>>

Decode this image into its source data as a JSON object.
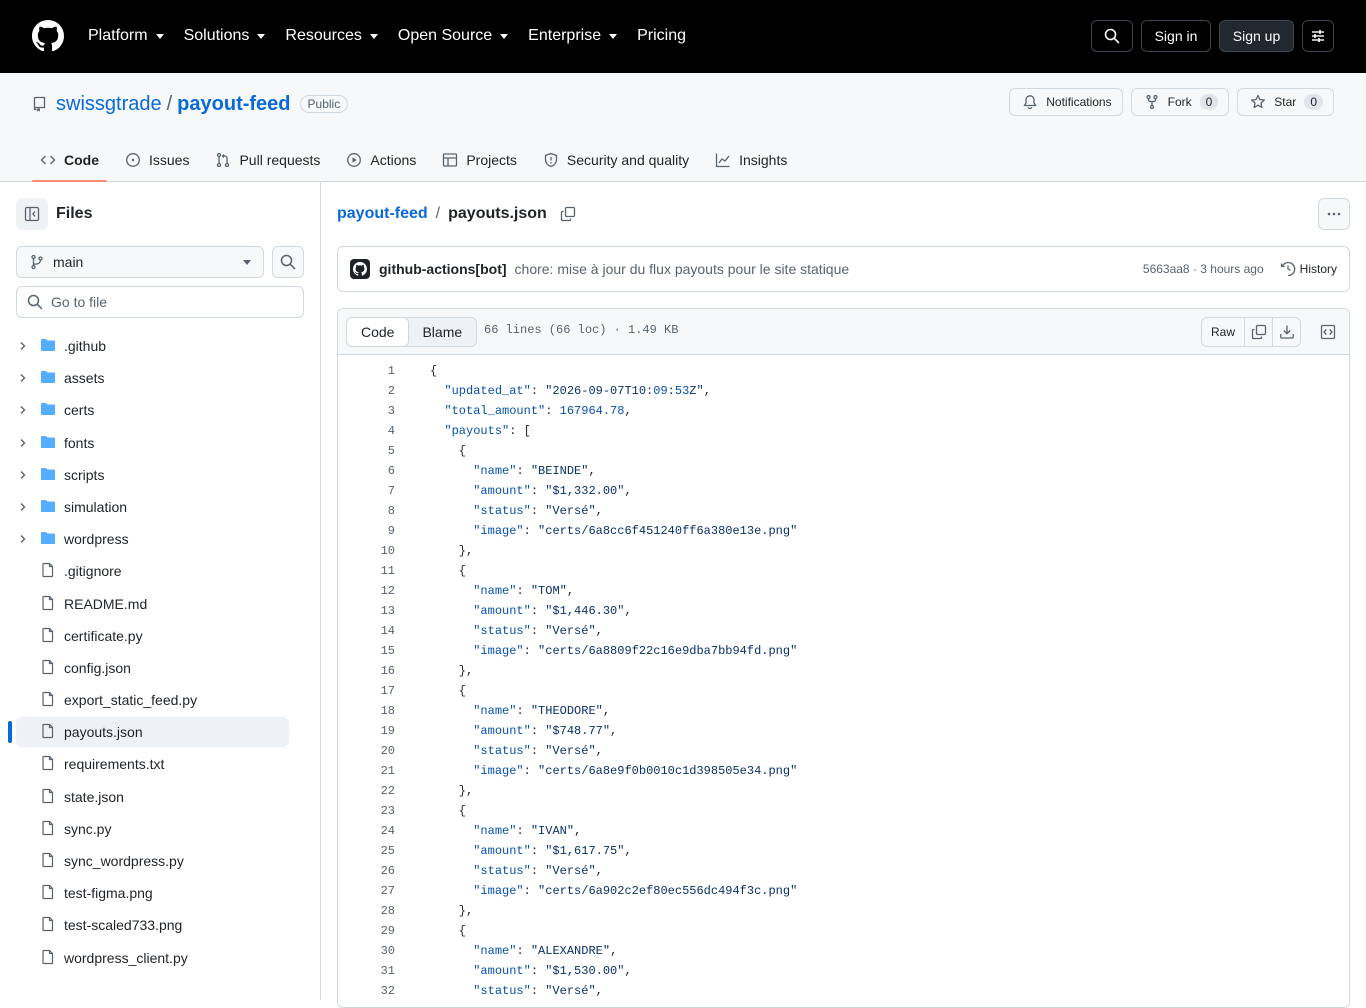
{
  "header": {
    "nav": [
      {
        "label": "Platform",
        "dropdown": true
      },
      {
        "label": "Solutions",
        "dropdown": true
      },
      {
        "label": "Resources",
        "dropdown": true
      },
      {
        "label": "Open Source",
        "dropdown": true
      },
      {
        "label": "Enterprise",
        "dropdown": true
      },
      {
        "label": "Pricing",
        "dropdown": false
      }
    ],
    "sign_in": "Sign in",
    "sign_up": "Sign up"
  },
  "repo": {
    "owner": "swissgtrade",
    "separator": "/",
    "name": "payout-feed",
    "visibility": "Public",
    "notifications_label": "Notifications",
    "fork_label": "Fork",
    "fork_count": "0",
    "star_label": "Star",
    "star_count": "0",
    "tabs": [
      {
        "label": "Code",
        "icon": "code-icon",
        "active": true
      },
      {
        "label": "Issues",
        "icon": "issue-icon",
        "active": false
      },
      {
        "label": "Pull requests",
        "icon": "pull-request-icon",
        "active": false
      },
      {
        "label": "Actions",
        "icon": "play-icon",
        "active": false
      },
      {
        "label": "Projects",
        "icon": "table-icon",
        "active": false
      },
      {
        "label": "Security and quality",
        "icon": "shield-icon",
        "active": false
      },
      {
        "label": "Insights",
        "icon": "graph-icon",
        "active": false
      }
    ]
  },
  "sidebar": {
    "title": "Files",
    "branch": "main",
    "goto_placeholder": "Go to file",
    "tree": [
      {
        "label": ".github",
        "type": "dir"
      },
      {
        "label": "assets",
        "type": "dir"
      },
      {
        "label": "certs",
        "type": "dir"
      },
      {
        "label": "fonts",
        "type": "dir"
      },
      {
        "label": "scripts",
        "type": "dir"
      },
      {
        "label": "simulation",
        "type": "dir"
      },
      {
        "label": "wordpress",
        "type": "dir"
      },
      {
        "label": ".gitignore",
        "type": "file"
      },
      {
        "label": "README.md",
        "type": "file"
      },
      {
        "label": "certificate.py",
        "type": "file"
      },
      {
        "label": "config.json",
        "type": "file"
      },
      {
        "label": "export_static_feed.py",
        "type": "file"
      },
      {
        "label": "payouts.json",
        "type": "file",
        "selected": true
      },
      {
        "label": "requirements.txt",
        "type": "file"
      },
      {
        "label": "state.json",
        "type": "file"
      },
      {
        "label": "sync.py",
        "type": "file"
      },
      {
        "label": "sync_wordpress.py",
        "type": "file"
      },
      {
        "label": "test-figma.png",
        "type": "file"
      },
      {
        "label": "test-scaled733.png",
        "type": "file"
      },
      {
        "label": "wordpress_client.py",
        "type": "file"
      }
    ]
  },
  "breadcrumb": {
    "root": "payout-feed",
    "separator": "/",
    "file": "payouts.json"
  },
  "commit": {
    "author": "github-actions[bot]",
    "message": "chore: mise à jour du flux payouts pour le site statique",
    "meta": "5663aa8 · 3 hours ago",
    "history_label": "History"
  },
  "file_view": {
    "tab_code": "Code",
    "tab_blame": "Blame",
    "stats": "66 lines (66 loc) · 1.49 KB",
    "raw_label": "Raw",
    "lines": [
      "{",
      "  \"updated_at\": \"2026-09-07T10:09:53Z\",",
      "  \"total_amount\": 167964.78,",
      "  \"payouts\": [",
      "    {",
      "      \"name\": \"BEINDE\",",
      "      \"amount\": \"$1,332.00\",",
      "      \"status\": \"Versé\",",
      "      \"image\": \"certs/6a8cc6f451240ff6a380e13e.png\"",
      "    },",
      "    {",
      "      \"name\": \"TOM\",",
      "      \"amount\": \"$1,446.30\",",
      "      \"status\": \"Versé\",",
      "      \"image\": \"certs/6a8809f22c16e9dba7bb94fd.png\"",
      "    },",
      "    {",
      "      \"name\": \"THEODORE\",",
      "      \"amount\": \"$748.77\",",
      "      \"status\": \"Versé\",",
      "      \"image\": \"certs/6a8e9f0b0010c1d398505e34.png\"",
      "    },",
      "    {",
      "      \"name\": \"IVAN\",",
      "      \"amount\": \"$1,617.75\",",
      "      \"status\": \"Versé\",",
      "      \"image\": \"certs/6a902c2ef80ec556dc494f3c.png\"",
      "    },",
      "    {",
      "      \"name\": \"ALEXANDRE\",",
      "      \"amount\": \"$1,530.00\",",
      "      \"status\": \"Versé\","
    ]
  },
  "colors": {
    "header_bg": "#000000",
    "link": "#0969da",
    "active_tab_underline": "#fd8c73",
    "folder": "#54aeff",
    "json_key": "#0550ae",
    "json_string": "#0a3069"
  }
}
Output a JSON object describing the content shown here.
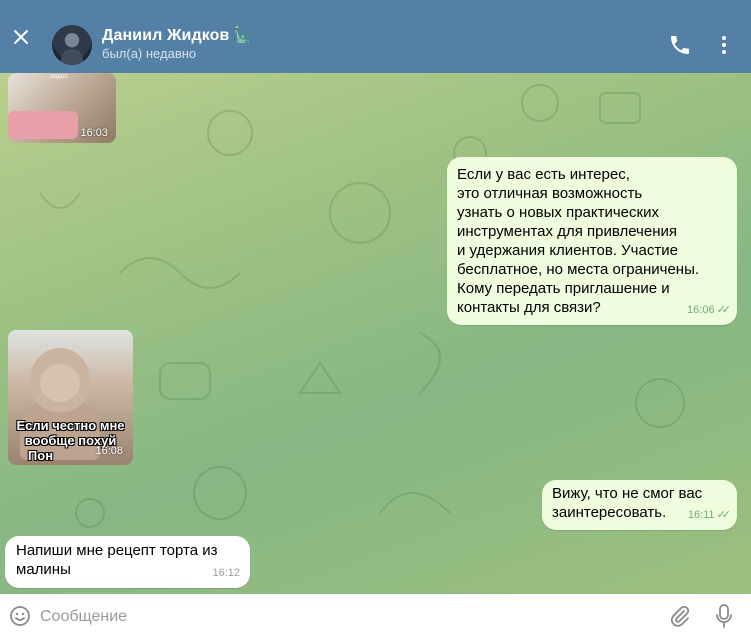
{
  "header": {
    "name": "Даниил Жидков",
    "status": "был(а) недавно"
  },
  "messages": {
    "sticker_top": {
      "label": "сюдоо",
      "time": "16:03"
    },
    "outgoing_offer": {
      "lines": [
        "Если у вас есть интерес,",
        "это отличная возможность",
        "узнать о новых практических",
        "инструментах для привлечения",
        "и удержания клиентов. Участие",
        "бесплатное, но места ограничены.",
        "Кому передать приглашение и",
        "контакты для связи?"
      ],
      "time": "16:06"
    },
    "sticker_monkey": {
      "caption": [
        "Если честно мне",
        "вообще похуй",
        "Пон"
      ],
      "time": "16:08"
    },
    "outgoing_reply": {
      "lines": [
        "Вижу, что не смог вас",
        "заинтересовать."
      ],
      "time": "16:11"
    },
    "incoming_recipe": {
      "lines": [
        "Напиши мне рецепт торта из",
        "малины"
      ],
      "time": "16:12"
    }
  },
  "input": {
    "placeholder": "Сообщение"
  },
  "colors": {
    "header": "#5580a6",
    "outgoing_bubble": "#effdde",
    "incoming_bubble": "#ffffff",
    "tick": "#6fae6a"
  }
}
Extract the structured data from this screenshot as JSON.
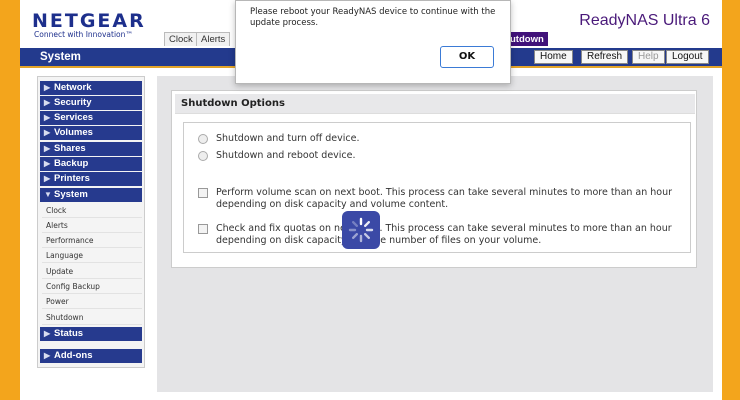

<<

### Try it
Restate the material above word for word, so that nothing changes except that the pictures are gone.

### Answer area
Decode this image into its source data as a JSON object.
{
  "header": {
    "nav": [
      {
        "label": "Platform",
        "dropdown": true
      },
      {
        "label": "Solutions",
        "dropdown": true
      },
      {
        "label": "Resources",
        "dropdown": true
      },
      {
        "label": "Open Source",
        "dropdown": true
      },
      {
        "label": "Enterprise",
        "dropdown": true
      },
      {
        "label": "Pricing",
        "dropdown": false
      }
    ],
    "sign_in": "Sign in",
    "sign_up": "Sign up"
  },
  "repo": {
    "owner": "swissgtrade",
    "separator": "/",
    "name": "payout-feed",
    "visibility": "Public",
    "notifications_label": "Notifications",
    "fork_label": "Fork",
    "fork_count": "0",
    "star_label": "Star",
    "star_count": "0",
    "tabs": [
      {
        "label": "Code",
        "icon": "code-icon",
        "active": true
      },
      {
        "label": "Issues",
        "icon": "issue-icon",
        "active": false
      },
      {
        "label": "Pull requests",
        "icon": "pull-request-icon",
        "active": false
      },
      {
        "label": "Actions",
        "icon": "play-icon",
        "active": false
      },
      {
        "label": "Projects",
        "icon": "table-icon",
        "active": false
      },
      {
        "label": "Security and quality",
        "icon": "shield-icon",
        "active": false
      },
      {
        "label": "Insights",
        "icon": "graph-icon",
        "active": false
      }
    ]
  },
  "sidebar": {
    "title": "Files",
    "branch": "main",
    "goto_placeholder": "Go to file",
    "tree": [
      {
        "label": ".github",
        "type": "dir"
      },
      {
        "label": "assets",
        "type": "dir"
      },
      {
        "label": "certs",
        "type": "dir"
      },
      {
        "label": "fonts",
        "type": "dir"
      },
      {
        "label": "scripts",
        "type": "dir"
      },
      {
        "label": "simulation",
        "type": "dir"
      },
      {
        "label": "wordpress",
        "type": "dir"
      },
      {
        "label": ".gitignore",
        "type": "file"
      },
      {
        "label": "README.md",
        "type": "file"
      },
      {
        "label": "certificate.py",
        "type": "file"
      },
      {
        "label": "config.json",
        "type": "file"
      },
      {
        "label": "export_static_feed.py",
        "type": "file"
      },
      {
        "label": "payouts.json",
        "type": "file",
        "selected": true
      },
      {
        "label": "requirements.txt",
        "type": "file"
      },
      {
        "label": "state.json",
        "type": "file"
      },
      {
        "label": "sync.py",
        "type": "file"
      },
      {
        "label": "sync_wordpress.py",
        "type": "file"
      },
      {
        "label": "test-figma.png",
        "type": "file"
      },
      {
        "label": "test-scaled733.png",
        "type": "file"
      },
      {
        "label": "wordpress_client.py",
        "type": "file"
      }
    ]
  },
  "breadcrumb": {
    "root": "payout-feed",
    "separator": "/",
    "file": "payouts.json"
  },
  "commit": {
    "author": "github-actions[bot]",
    "message": "chore: mise à jour du flux payouts pour le site statique",
    "meta": "5663aa8 · 3 hours ago",
    "history_label": "History"
  },
  "file_view": {
    "tab_code": "Code",
    "tab_blame": "Blame",
    "stats": "66 lines (66 loc) · 1.49 KB",
    "raw_label": "Raw",
    "lines": [
      "{",
      "  \"updated_at\": \"2026-09-07T10:09:53Z\",",
      "  \"total_amount\": 167964.78,",
      "  \"payouts\": [",
      "    {",
      "      \"name\": \"BEINDE\",",
      "      \"amount\": \"$1,332.00\",",
      "      \"status\": \"Versé\",",
      "      \"image\": \"certs/6a8cc6f451240ff6a380e13e.png\"",
      "    },",
      "    {",
      "      \"name\": \"TOM\",",
      "      \"amount\": \"$1,446.30\",",
      "      \"status\": \"Versé\",",
      "      \"image\": \"certs/6a8809f22c16e9dba7bb94fd.png\"",
      "    },",
      "    {",
      "      \"name\": \"THEODORE\",",
      "      \"amount\": \"$748.77\",",
      "      \"status\": \"Versé\",",
      "      \"image\": \"certs/6a8e9f0b0010c1d398505e34.png\"",
      "    },",
      "    {",
      "      \"name\": \"IVAN\",",
      "      \"amount\": \"$1,617.75\",",
      "      \"status\": \"Versé\",",
      "      \"image\": \"certs/6a902c2ef80ec556dc494f3c.png\"",
      "    },",
      "    {",
      "      \"name\": \"ALEXANDRE\",",
      "      \"amount\": \"$1,530.00\",",
      "      \"status\": \"Versé\","
    ]
  },
  "colors": {
    "header_bg": "#000000",
    "link": "#0969da",
    "active_tab_underline": "#fd8c73",
    "folder": "#54aeff",
    "json_key": "#0550ae",
    "json_string": "#0a3069"
  }
}
Output a JSON object describing the content shown here.
{
  "header": {
    "name": "Даниил Жидков",
    "status": "был(а) недавно"
  },
  "messages": {
    "sticker_top": {
      "label": "сюдоо",
      "time": "16:03"
    },
    "outgoing_offer": {
      "lines": [
        "Если у вас есть интерес,",
        "это отличная возможность",
        "узнать о новых практических",
        "инструментах для привлечения",
        "и удержания клиентов. Участие",
        "бесплатное, но места ограничены.",
        "Кому передать приглашение и",
        "контакты для связи?"
      ],
      "time": "16:06"
    },
    "sticker_monkey": {
      "caption": [
        "Если честно мне",
        "вообще похуй",
        "Пон"
      ],
      "time": "16:08"
    },
    "outgoing_reply": {
      "lines": [
        "Вижу, что не смог вас",
        "заинтересовать."
      ],
      "time": "16:11"
    },
    "incoming_recipe": {
      "lines": [
        "Напиши мне рецепт торта из",
        "малины"
      ],
      "time": "16:12"
    }
  },
  "input": {
    "placeholder": "Сообщение"
  },
  "colors": {
    "header": "#5580a6",
    "outgoing_bubble": "#effdde",
    "incoming_bubble": "#ffffff",
    "tick": "#6fae6a"
  }
}
Extract the structured data from this screenshot as JSON.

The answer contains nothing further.